[ABOUT THIS TASK] Every line of the data below that holds the string "inkasa" needs to be reported.

RECORDS SUPPLIED: Begin

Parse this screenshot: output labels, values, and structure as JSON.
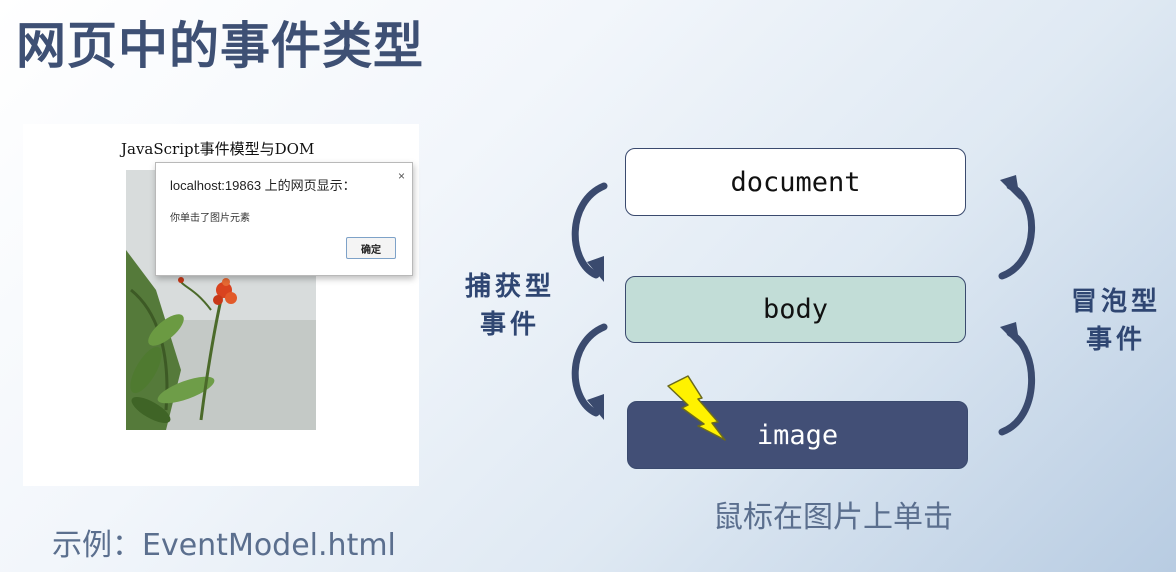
{
  "slide": {
    "title": "网页中的事件类型"
  },
  "screenshot": {
    "page_heading": "JavaScript事件模型与DOM",
    "dialog": {
      "title": "localhost:19863 上的网页显示：",
      "close": "×",
      "message": "你单击了图片元素",
      "ok_label": "确定"
    },
    "caption": "示例：EventModel.html"
  },
  "diagram": {
    "nodes": {
      "document": "document",
      "body": "body",
      "image": "image"
    },
    "capture_label": [
      "捕获型",
      "事件"
    ],
    "bubble_label": [
      "冒泡型",
      "事件"
    ],
    "click_caption": "鼠标在图片上单击",
    "colors": {
      "arrow": "#3a4a6e",
      "body_fill": "#c2ddd7",
      "image_fill": "#424f76",
      "lightning": "#fff200"
    }
  }
}
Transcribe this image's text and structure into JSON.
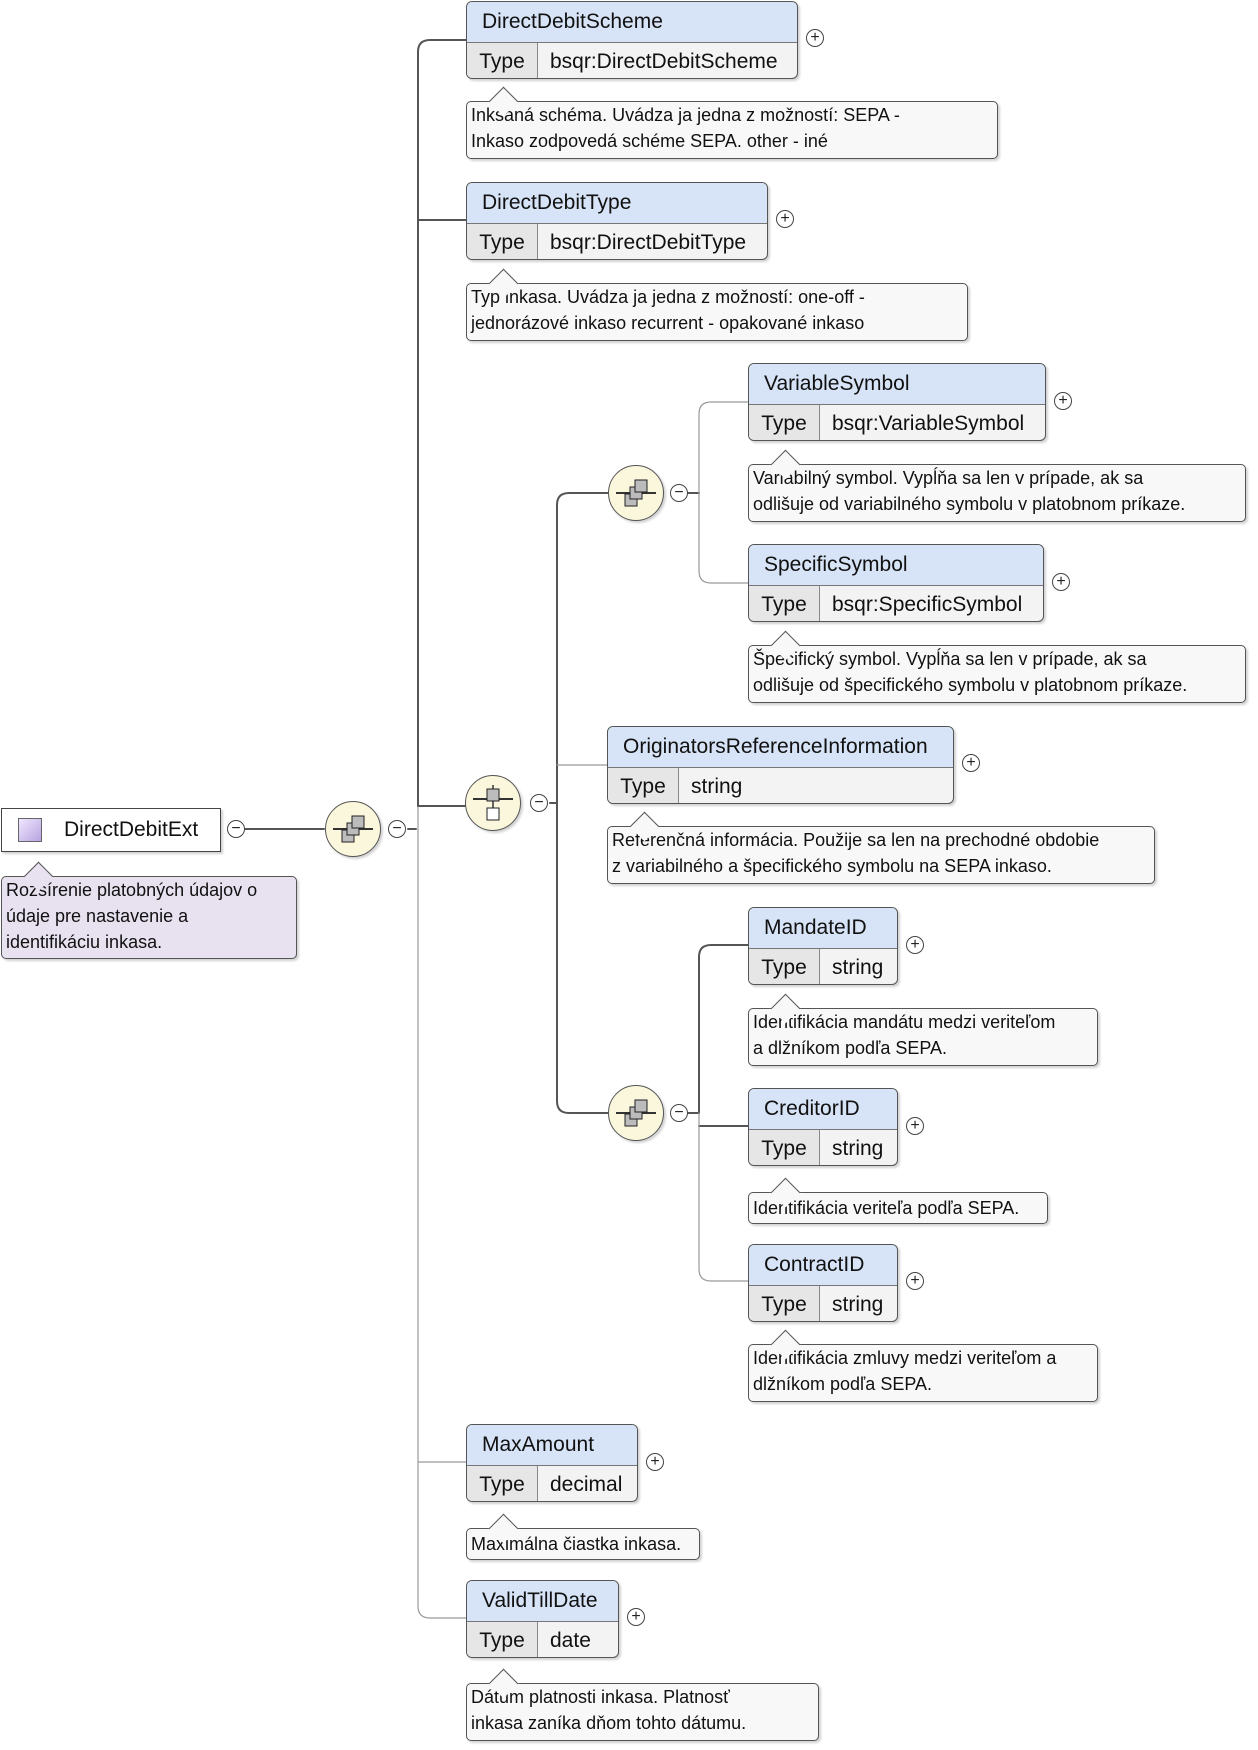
{
  "root": {
    "name": "DirectDebitExt",
    "annotation": [
      "Rozšírenie platobných údajov o",
      "údaje pre nastavenie a",
      "identifikáciu inkasa."
    ]
  },
  "type_label": "Type",
  "elements": [
    {
      "name": "DirectDebitScheme",
      "type": "bsqr:DirectDebitScheme",
      "annotation": [
        "Inksaná schéma. Uvádza ja jedna z možností: SEPA -",
        "Inkaso zodpovedá schéme SEPA. other - iné"
      ]
    },
    {
      "name": "DirectDebitType",
      "type": "bsqr:DirectDebitType",
      "annotation": [
        "Typ inkasa. Uvádza ja jedna z možností: one-off -",
        "jednorázové inkaso recurrent - opakované inkaso"
      ]
    },
    {
      "name": "VariableSymbol",
      "type": "bsqr:VariableSymbol",
      "annotation": [
        "Variabilný symbol. Vypĺňa sa len v prípade, ak sa",
        "odlišuje od variabilného symbolu v platobnom príkaze."
      ]
    },
    {
      "name": "SpecificSymbol",
      "type": "bsqr:SpecificSymbol",
      "annotation": [
        "Špecifický symbol. Vypĺňa sa len v prípade, ak sa",
        "odlišuje od špecifického symbolu v platobnom príkaze."
      ]
    },
    {
      "name": "OriginatorsReferenceInformation",
      "type": "string",
      "annotation": [
        "Referenčná informácia. Použije sa len na prechodné obdobie",
        "z variabilného a špecifického symbolu na SEPA inkaso."
      ]
    },
    {
      "name": "MandateID",
      "type": "string",
      "annotation": [
        "Identifikácia mandátu medzi veriteľom",
        "a dlžníkom podľa SEPA."
      ]
    },
    {
      "name": "CreditorID",
      "type": "string",
      "annotation": [
        "Identifikácia veriteľa podľa SEPA."
      ]
    },
    {
      "name": "ContractID",
      "type": "string",
      "annotation": [
        "Identifikácia zmluvy medzi veriteľom a",
        "dlžníkom podľa SEPA."
      ]
    },
    {
      "name": "MaxAmount",
      "type": "decimal",
      "annotation": [
        "Maximálna čiastka inkasa."
      ]
    },
    {
      "name": "ValidTillDate",
      "type": "date",
      "annotation": [
        "Dátum platnosti inkasa. Platnosť",
        "inkasa zaníka dňom tohto dátumu."
      ]
    }
  ],
  "symbols": {
    "expand": "+",
    "collapse": "−"
  },
  "colors": {
    "element_header": "#d7e3f6",
    "root_annotation": "#e8e1f0",
    "compositor": "#fbf7dd"
  }
}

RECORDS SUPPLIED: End

[RESULT]
      "identifikáciu inkasa."
        "Typ inkasa. Uvádza ja jedna z možností: one-off -",
        "Maximálna čiastka inkasa."
        "Dátum platnosti inkasa. Platnosť",
        "inkasa zaníka dňom tohto dátumu."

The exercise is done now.